Preacher of hate plans return to Britain
Omar Bakri Mohammed, one of the Islamic extremists who faces possible treason charges over support for the London bombers, plans to come back to Britain after leaving at the weekend, he has said.
The spiritual leader of the al-Muhajiroun group - which is to be banned under anti-terror laws unveiled by Prime Minister Tony Blair on Friday - said he will return to London in four weeks.
Bakri, who was investigated by police over his allegedly inflammatory language but never charged, is currently in the Lebanese capital, Beirut.
John Prescott, the Deputy Prime Minister, said: "I just say 'Enjoy your holiday, make it a long one."'
Mr Prescott said Bakri was not welcome in Britain. He said: "I don't think he is welcome by many people in this country, is he?
"But at the moment he has the right to come in and out. That is the circumstances at present and we have to change situations in this country by law. It's a democracy, not a dictatorship, for God's sake."
Bakri left London on Saturday after it emerged he would face possible treason charges over support for the London bombings.
He told BBC Radio Five Live he had travelled to Lebanon of his own free will to visit family but planned to return in four weeks.
"I am going to return back in four weeks unless the Government say we are not welcome, because my family is in the UK.
"I left by my own passport. I do not think I will have any problem returning back to the UK but I do not want the Government to use the presence of Omar Bakri to change the rules."
He said he believed the Government was using him to put pressure on the Muslim community.

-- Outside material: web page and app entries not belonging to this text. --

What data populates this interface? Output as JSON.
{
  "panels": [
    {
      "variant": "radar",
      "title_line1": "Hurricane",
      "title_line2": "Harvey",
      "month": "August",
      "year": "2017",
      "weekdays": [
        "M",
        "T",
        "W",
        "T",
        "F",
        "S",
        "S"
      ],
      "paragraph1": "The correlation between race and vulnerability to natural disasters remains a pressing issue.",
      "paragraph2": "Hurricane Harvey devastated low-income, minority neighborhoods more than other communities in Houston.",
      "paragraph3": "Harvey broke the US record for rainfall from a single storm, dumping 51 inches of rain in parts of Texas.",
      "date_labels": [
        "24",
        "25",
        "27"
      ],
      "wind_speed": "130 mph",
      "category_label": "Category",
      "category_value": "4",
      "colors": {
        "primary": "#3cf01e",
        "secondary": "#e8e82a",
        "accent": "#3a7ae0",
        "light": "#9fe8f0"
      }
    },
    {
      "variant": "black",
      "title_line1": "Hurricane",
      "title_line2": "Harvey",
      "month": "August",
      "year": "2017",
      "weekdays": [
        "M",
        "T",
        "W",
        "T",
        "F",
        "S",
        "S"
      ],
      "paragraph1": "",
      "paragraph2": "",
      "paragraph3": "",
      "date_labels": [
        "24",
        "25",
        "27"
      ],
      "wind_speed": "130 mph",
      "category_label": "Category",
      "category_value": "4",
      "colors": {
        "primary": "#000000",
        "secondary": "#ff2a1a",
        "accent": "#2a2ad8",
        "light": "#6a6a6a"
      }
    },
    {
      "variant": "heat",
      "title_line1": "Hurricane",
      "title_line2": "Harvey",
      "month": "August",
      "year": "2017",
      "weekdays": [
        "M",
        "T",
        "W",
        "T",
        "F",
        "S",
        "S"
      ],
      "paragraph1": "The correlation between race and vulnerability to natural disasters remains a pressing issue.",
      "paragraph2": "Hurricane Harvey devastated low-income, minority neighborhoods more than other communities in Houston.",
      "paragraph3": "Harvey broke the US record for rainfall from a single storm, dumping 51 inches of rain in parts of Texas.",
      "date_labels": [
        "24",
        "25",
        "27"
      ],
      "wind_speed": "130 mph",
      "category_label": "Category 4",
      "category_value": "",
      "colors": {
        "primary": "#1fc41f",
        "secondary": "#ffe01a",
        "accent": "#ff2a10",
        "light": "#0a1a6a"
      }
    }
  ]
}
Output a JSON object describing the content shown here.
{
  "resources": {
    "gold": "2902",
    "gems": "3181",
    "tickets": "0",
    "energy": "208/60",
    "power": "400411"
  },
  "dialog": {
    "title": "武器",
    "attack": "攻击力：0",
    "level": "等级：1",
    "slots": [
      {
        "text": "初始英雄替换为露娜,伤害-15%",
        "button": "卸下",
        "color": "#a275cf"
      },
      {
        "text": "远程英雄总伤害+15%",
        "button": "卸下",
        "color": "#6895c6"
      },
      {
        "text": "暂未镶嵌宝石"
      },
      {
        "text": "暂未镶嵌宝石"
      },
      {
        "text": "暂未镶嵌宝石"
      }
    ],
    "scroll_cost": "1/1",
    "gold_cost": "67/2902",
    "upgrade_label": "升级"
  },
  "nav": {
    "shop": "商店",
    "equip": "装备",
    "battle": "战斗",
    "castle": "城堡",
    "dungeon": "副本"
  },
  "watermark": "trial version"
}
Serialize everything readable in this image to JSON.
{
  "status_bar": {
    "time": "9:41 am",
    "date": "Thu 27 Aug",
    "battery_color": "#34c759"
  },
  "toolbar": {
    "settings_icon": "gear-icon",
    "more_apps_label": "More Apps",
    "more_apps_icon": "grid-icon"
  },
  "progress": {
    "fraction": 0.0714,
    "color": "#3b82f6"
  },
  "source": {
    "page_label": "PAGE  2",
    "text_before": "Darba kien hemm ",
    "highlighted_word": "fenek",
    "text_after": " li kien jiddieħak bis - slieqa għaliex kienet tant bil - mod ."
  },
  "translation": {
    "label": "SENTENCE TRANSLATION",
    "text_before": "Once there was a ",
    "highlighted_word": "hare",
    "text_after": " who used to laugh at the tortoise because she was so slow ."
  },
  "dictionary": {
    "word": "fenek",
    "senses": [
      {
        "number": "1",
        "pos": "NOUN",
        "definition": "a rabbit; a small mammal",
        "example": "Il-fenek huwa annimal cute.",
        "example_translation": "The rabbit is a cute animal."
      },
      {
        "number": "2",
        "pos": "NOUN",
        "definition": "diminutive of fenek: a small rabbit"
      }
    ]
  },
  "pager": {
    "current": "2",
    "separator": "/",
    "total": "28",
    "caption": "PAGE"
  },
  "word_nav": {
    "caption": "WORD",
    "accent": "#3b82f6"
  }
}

He added: "I wish for the British people to think about Islam. I wish as well that this Government will go back to its own sense, not changing its values because they do not know who committed the bombings in London."
Bakri denied he had called the July 7 bombers the "fantastic four" and said he condemned the atrocity.
"I never, ever spoke about the bombings in London. Fantastic Four is a film, nothing to do with the bombings. I never, ever talked about the bombings except to condemn the killing of innocent people."
The radical cleric sparked outrage last week when he said he would not inform police if he knew Muslims were planning a bomb attack on a train in the UK and supported Muslims who attacked British troops in Afghanistan and Iraq.
Asked whether he would inform police if he knew a Muslim was planning to commit a crime, he said his faith does not allow him to do so.
"I will never report to the police any Muslim because Islam forbids me. Definitely I would stop him whatever the cost, even if it cost me my life. That is my duty as a Muslim.
"My religion forbids me to report a Muslim to the British police. I believe Islam is superior and nothing supersedes it but we can live with you in harmony," he said